Remarks by Bakary Kante, Director of the Division of Environmental Law and Conventions of the United Nations Environment Programme at the International Tiger Conservation Forum on behalf of Achim Steiner, UNEP Executive Director
St. Petersburg, Russia, 22 November 2010
2010 is the UN's International Year of Biodiversity - the year in which nations pledged to substantially reverse the rate of loss of biodiversity.
This did not happen - scientists tell us that we are amidst a sixth wave of extinctions.
The tiger is emblematic of a global crisis and an international challenge that is about the fate of all life on Earth: humans included.
But 2010 has proven that humanity can rise to the challenge.

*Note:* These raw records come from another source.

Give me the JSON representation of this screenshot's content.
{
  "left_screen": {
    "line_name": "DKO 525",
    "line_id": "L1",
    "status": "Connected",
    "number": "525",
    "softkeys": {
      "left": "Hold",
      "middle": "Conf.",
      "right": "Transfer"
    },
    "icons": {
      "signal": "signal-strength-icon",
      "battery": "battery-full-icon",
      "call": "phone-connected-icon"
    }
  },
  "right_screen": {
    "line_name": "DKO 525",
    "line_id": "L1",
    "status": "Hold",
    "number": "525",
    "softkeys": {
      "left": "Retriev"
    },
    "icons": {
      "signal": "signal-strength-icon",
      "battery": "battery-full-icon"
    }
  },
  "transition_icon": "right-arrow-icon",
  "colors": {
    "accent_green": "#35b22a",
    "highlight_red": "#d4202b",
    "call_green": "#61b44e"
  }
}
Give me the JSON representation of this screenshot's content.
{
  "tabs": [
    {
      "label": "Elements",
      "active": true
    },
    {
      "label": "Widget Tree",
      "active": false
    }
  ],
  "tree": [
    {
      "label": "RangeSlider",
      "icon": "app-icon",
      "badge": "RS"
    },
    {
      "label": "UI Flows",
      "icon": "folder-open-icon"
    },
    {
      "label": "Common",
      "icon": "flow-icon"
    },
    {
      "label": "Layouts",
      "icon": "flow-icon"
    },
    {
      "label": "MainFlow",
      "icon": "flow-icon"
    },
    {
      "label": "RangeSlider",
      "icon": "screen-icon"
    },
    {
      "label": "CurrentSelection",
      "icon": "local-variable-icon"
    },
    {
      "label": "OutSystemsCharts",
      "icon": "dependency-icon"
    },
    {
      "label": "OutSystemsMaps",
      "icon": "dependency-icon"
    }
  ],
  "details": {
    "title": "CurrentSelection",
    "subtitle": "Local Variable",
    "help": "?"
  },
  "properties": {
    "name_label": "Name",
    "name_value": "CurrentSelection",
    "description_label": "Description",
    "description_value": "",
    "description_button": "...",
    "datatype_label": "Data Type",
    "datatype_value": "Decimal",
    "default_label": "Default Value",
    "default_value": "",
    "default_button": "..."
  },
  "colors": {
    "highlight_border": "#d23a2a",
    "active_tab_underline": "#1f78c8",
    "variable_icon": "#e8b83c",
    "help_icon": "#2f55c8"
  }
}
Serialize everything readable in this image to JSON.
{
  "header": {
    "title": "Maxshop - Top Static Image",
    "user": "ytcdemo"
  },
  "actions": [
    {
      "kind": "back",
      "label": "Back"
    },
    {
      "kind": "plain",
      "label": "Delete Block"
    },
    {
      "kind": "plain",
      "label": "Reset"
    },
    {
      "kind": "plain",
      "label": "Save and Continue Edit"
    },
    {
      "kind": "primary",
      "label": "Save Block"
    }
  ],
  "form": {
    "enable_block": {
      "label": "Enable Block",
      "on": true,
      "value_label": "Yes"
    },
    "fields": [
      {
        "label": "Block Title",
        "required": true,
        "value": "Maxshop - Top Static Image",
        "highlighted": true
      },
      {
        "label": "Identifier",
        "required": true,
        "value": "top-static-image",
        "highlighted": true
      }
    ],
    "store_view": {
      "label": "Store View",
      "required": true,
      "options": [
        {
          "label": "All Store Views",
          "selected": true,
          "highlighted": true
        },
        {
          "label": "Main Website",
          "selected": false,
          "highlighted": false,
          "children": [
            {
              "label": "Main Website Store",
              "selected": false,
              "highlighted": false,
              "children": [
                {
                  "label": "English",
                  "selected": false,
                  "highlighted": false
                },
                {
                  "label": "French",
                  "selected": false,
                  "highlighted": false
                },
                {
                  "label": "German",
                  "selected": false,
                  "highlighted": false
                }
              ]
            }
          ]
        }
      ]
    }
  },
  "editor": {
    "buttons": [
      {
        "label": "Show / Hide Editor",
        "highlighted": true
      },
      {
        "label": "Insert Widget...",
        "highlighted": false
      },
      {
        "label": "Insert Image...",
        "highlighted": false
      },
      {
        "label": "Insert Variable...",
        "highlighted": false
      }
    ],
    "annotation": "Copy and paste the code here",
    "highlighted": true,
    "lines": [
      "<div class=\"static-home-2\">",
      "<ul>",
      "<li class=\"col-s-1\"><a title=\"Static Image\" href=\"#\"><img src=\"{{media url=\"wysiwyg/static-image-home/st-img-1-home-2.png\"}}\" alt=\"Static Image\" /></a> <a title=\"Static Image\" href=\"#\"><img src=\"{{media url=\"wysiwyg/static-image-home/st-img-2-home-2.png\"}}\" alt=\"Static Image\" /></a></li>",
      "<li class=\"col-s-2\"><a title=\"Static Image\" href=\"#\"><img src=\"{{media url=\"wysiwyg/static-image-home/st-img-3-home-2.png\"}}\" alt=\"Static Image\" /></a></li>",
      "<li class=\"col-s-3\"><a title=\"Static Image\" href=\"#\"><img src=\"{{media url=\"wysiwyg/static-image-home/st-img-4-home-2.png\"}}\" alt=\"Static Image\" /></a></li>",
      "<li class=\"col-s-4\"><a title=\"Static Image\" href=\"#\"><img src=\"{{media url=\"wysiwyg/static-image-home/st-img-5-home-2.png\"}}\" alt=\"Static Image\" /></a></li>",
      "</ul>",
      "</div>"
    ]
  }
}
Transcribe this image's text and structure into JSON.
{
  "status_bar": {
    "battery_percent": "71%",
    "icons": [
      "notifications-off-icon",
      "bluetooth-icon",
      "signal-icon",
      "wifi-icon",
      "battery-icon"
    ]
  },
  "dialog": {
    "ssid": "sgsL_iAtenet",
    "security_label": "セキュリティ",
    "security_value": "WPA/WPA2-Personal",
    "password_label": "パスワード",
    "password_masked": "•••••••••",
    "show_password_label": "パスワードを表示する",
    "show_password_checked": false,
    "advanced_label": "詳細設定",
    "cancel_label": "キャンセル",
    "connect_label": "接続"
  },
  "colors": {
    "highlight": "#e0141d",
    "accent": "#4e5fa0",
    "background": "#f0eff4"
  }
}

The recently concluded meeting of the Convention on Biological Diversity (CBD) in Nagoya, Japan demonstrates this.
Countries put aside differences and came together to agree on inspiring new actions and targets to complete a job unfinished.
After 20 years of paralysis, they also agreed to an international regime on the access and benefit sharing of genetic resources.
Developed nations from Spain to France and Japan to Norway came forward with finance across a wide range of biodiversity issues.
The economic importance of biodiversity-and of ecosystems such as forests, soils and coral reefs-to rich and poorer nations alike moved from the fringes into the centre of political and developmental debate.
This is in large part through the work of the UNEP-hosted Economics of Ecosystems and Biodiversity (TEEB) which has been putting the hard numbers on the table.
The International Tiger Forum, organized by the Government of Russia; the City of St Petersburg; the World Bank; the Global Environment Facility and WWF-Russia, is part of this remarkable year.